Reviewed by Diane Lunsford

Terry Barnett-Martin’s Tending Fences is a body of work that places the focus on relationship boundaries. She enlisted the talents of Sue Eberhardt’s whimsical sketches throughout the book and introduces Avery Soul, her character ‘sage.’ Through a series of chapters devoted to a multitude of circumstances for the reader to consider, Barnett-Martin imparts Avery’s wisdom and knowledge of navigating life’s waters and the necessity and importance of establishing boundaries along the way.

Before getting into the meat of the matter, Barnett-Martin presents a definition of fences and how her interpretation equates to the concept of boundaries we humans establish: “A fence is defined as a 'barrier that encloses,' with synonyms that include: to protect, fortify, and secure. Fences also represent connectors that provide healthy conjunctions and most importantly, a sense of security. Built with self-respect and regard for self and others, fences are the cornerstones to healthy relationships and deep peace of mind...” Without further adieu, Barnett-Martin opens with her first chapter titled “The Roof.”

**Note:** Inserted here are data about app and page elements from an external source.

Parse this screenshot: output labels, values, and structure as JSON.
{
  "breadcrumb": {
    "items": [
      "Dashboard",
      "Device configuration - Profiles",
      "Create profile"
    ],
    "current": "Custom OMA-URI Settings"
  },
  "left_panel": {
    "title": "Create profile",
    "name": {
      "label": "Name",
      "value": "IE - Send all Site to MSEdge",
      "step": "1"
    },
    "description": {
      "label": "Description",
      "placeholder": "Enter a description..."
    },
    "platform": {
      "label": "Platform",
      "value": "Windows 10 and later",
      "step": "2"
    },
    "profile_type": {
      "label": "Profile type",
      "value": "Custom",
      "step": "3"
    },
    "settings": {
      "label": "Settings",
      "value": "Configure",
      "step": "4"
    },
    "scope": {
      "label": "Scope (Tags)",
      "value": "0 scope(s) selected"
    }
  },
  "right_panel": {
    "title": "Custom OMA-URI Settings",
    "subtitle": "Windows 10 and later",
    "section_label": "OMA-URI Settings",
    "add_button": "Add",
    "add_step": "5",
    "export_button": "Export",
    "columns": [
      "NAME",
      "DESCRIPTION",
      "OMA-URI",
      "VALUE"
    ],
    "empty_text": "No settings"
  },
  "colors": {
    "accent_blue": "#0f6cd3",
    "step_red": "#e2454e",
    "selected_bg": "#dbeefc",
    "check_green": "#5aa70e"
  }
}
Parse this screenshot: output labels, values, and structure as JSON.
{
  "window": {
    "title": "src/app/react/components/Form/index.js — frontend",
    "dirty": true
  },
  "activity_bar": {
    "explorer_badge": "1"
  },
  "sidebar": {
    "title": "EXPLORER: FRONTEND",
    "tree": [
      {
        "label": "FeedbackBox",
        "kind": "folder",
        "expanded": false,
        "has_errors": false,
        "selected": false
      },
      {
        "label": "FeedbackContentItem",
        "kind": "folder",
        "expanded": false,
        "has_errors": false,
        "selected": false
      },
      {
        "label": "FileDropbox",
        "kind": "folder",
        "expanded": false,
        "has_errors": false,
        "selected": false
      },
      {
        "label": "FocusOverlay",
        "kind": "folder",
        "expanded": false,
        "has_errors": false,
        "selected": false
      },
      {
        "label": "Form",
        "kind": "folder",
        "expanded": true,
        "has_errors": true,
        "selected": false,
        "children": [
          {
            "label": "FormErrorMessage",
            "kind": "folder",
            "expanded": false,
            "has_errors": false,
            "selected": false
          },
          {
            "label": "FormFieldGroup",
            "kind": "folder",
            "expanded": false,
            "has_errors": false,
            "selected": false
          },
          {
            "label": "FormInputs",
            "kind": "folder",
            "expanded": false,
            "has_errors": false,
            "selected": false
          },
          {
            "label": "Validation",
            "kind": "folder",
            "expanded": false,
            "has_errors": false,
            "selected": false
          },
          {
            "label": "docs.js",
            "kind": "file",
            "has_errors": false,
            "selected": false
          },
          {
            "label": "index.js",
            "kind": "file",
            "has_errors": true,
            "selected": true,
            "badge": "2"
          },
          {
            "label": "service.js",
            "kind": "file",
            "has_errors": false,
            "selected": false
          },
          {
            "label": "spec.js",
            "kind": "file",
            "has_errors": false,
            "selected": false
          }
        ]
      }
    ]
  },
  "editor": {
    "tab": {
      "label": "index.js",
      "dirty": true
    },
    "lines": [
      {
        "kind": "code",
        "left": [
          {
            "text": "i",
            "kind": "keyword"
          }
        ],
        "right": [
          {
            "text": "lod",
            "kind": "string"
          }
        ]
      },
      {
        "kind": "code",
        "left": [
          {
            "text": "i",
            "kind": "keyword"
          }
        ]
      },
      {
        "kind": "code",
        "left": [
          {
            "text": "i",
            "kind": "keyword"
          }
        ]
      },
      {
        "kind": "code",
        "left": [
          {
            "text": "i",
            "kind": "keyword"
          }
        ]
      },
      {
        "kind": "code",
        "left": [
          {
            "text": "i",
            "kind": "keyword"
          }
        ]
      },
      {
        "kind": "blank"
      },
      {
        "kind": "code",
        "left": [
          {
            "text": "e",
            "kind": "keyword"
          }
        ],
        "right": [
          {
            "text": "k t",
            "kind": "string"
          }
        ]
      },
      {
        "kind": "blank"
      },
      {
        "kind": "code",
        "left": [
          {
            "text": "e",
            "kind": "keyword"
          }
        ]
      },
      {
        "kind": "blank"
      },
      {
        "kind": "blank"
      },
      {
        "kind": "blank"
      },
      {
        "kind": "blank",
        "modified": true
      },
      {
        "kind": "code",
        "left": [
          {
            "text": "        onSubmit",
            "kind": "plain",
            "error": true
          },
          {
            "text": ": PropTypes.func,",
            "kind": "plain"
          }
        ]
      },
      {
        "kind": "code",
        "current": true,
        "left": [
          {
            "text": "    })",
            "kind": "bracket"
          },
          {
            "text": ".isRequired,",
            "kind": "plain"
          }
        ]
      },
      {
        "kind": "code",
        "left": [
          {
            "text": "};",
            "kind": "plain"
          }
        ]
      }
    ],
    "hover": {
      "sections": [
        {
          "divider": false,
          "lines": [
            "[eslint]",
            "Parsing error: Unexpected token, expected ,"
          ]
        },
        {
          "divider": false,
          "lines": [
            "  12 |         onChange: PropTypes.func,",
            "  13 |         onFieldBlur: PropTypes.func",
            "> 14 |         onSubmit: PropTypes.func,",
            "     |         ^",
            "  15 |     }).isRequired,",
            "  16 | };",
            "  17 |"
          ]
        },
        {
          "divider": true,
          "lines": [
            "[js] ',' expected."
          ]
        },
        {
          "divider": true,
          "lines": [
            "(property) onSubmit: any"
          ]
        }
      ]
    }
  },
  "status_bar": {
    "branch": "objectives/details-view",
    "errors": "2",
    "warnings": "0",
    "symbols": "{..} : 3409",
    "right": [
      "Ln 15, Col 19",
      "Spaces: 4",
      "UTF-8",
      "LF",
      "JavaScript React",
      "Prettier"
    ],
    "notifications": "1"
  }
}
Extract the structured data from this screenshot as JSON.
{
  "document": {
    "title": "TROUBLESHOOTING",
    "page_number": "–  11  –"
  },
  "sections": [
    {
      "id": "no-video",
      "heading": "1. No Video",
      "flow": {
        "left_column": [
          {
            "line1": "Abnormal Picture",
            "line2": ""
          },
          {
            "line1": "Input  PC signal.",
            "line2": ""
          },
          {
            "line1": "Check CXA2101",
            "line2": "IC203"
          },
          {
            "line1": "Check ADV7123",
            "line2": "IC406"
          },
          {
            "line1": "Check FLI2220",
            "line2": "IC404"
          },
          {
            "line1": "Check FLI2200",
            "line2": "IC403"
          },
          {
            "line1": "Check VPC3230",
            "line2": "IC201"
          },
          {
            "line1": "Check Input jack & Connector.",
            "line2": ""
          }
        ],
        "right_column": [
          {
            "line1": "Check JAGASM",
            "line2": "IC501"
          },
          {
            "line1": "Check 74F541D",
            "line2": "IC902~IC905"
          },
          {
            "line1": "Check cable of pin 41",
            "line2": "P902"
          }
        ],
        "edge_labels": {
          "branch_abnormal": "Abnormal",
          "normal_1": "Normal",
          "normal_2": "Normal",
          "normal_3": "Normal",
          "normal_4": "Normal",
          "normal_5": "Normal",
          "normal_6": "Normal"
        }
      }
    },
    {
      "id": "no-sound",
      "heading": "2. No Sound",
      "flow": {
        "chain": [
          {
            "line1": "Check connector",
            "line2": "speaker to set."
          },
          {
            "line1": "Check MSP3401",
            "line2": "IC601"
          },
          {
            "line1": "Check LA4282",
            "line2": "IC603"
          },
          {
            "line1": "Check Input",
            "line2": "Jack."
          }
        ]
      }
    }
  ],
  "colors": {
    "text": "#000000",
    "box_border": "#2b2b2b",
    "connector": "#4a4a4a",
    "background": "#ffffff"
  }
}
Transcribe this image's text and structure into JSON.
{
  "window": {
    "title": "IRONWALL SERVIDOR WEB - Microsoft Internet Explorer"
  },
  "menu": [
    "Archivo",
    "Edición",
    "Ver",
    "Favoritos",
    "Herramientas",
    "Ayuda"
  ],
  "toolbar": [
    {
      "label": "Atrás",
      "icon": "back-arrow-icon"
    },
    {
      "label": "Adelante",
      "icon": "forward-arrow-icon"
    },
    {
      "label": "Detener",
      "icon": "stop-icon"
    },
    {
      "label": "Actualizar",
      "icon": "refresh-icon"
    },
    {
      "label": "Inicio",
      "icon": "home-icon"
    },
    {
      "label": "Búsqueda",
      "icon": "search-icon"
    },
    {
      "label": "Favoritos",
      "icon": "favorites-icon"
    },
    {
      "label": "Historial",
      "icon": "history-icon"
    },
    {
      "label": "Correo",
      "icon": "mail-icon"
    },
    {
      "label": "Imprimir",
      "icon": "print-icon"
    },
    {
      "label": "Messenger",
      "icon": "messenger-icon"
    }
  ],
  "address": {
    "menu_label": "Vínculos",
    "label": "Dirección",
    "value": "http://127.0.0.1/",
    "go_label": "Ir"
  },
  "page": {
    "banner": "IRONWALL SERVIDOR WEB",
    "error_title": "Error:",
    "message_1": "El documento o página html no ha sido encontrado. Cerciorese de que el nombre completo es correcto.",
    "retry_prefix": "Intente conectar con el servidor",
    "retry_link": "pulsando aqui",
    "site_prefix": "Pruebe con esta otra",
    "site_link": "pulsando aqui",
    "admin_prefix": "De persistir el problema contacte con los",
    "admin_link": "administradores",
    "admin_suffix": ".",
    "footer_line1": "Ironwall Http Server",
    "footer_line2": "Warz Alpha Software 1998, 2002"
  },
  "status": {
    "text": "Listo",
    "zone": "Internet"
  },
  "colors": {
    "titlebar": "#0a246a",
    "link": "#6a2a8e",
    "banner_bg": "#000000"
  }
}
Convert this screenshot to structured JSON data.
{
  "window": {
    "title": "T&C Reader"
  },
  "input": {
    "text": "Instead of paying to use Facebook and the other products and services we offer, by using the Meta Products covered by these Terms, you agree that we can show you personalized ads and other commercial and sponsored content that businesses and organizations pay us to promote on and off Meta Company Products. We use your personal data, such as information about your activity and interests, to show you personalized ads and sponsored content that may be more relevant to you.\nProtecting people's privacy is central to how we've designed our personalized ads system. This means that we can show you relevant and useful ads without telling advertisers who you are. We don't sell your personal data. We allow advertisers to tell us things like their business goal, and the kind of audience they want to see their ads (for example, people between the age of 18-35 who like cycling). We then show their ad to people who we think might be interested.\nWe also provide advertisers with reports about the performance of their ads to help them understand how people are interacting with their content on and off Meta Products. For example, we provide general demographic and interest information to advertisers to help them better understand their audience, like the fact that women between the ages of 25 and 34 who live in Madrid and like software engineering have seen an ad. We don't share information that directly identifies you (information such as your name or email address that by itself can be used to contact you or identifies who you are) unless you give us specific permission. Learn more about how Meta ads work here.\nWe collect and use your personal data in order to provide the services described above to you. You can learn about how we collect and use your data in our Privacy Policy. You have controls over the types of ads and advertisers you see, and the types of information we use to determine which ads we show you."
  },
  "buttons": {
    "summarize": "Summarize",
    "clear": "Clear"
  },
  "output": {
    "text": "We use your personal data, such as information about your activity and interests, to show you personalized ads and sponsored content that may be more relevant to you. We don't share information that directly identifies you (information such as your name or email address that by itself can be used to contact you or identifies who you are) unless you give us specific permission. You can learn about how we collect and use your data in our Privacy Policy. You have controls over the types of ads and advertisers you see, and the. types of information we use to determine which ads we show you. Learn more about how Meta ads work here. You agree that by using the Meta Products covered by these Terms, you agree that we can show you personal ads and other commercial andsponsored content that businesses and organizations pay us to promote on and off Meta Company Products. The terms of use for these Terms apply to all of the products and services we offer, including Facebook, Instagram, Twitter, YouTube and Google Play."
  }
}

In the first chapter, the author takes the reader through Avery Soul’s dilemma of living in a home that has a roof in extreme disrepair. He’s all but run out of buckets to catch the water that leaks from every orifice of his roof. The greater concern is if he doesn’t come up with a solution, the interior of his humble abode will be ruined by the constant deluge of falling rain. Avery attempts repairs on his own to no avail. When his neighbor calls out to him he is startled and nearly falls to a catastrophic landing. It would seem his neighbor has a solution for Avery. She hands him Theo Sage’s business card-a man experienced in roof repairs and general construction. Avery gratefully accepts the offer and between the two, not only does he learn the intricacies of roof repair, but the skills needed to repair the interior damage sustained from the faulty roof. The greater lesson he has learned, however, is the concept of accepting help when it is offered. As the series of chapters unfold, Barnett-Martin guides the reader through a myriad of situations ranging from coping with opinionated people to accepting unexpected tragedy. There are lessons to be learned in each chapter, but not in a preachy fashion.

Terry Barnett-Martin’s approach is a simple and logic-based body of work. She sets up each chapter with a situation her character, Avery Soul, must not only face head-on, but he must also engage his mind and senses to navigate the challenge in order to arrive at the solution. With each problem Barnett-Martin presents, her voice is established as one that is nurturing and encouraging; willing the reader to process alternatives and possible solutions to arrive at a place where he or she is content and able to move on to the next ‘test’ in life. Barnett-Martin’s tone affirms the premise we live in a time when humans are faced with either conflict or challenge at every juncture in his or her life. Her astute training in relationship counseling and intuition resonates throughout this body of work. She provides sublime assurances to her audience with a plethora of useful tools and suggestions to use in order to navigate the complexities and demands day-to-day life is capable of presenting.

Quill says: Tending Fences is a quick read filled with guidance and tools to use in building healthy fences that can provide a lifetime of balance and inner strength.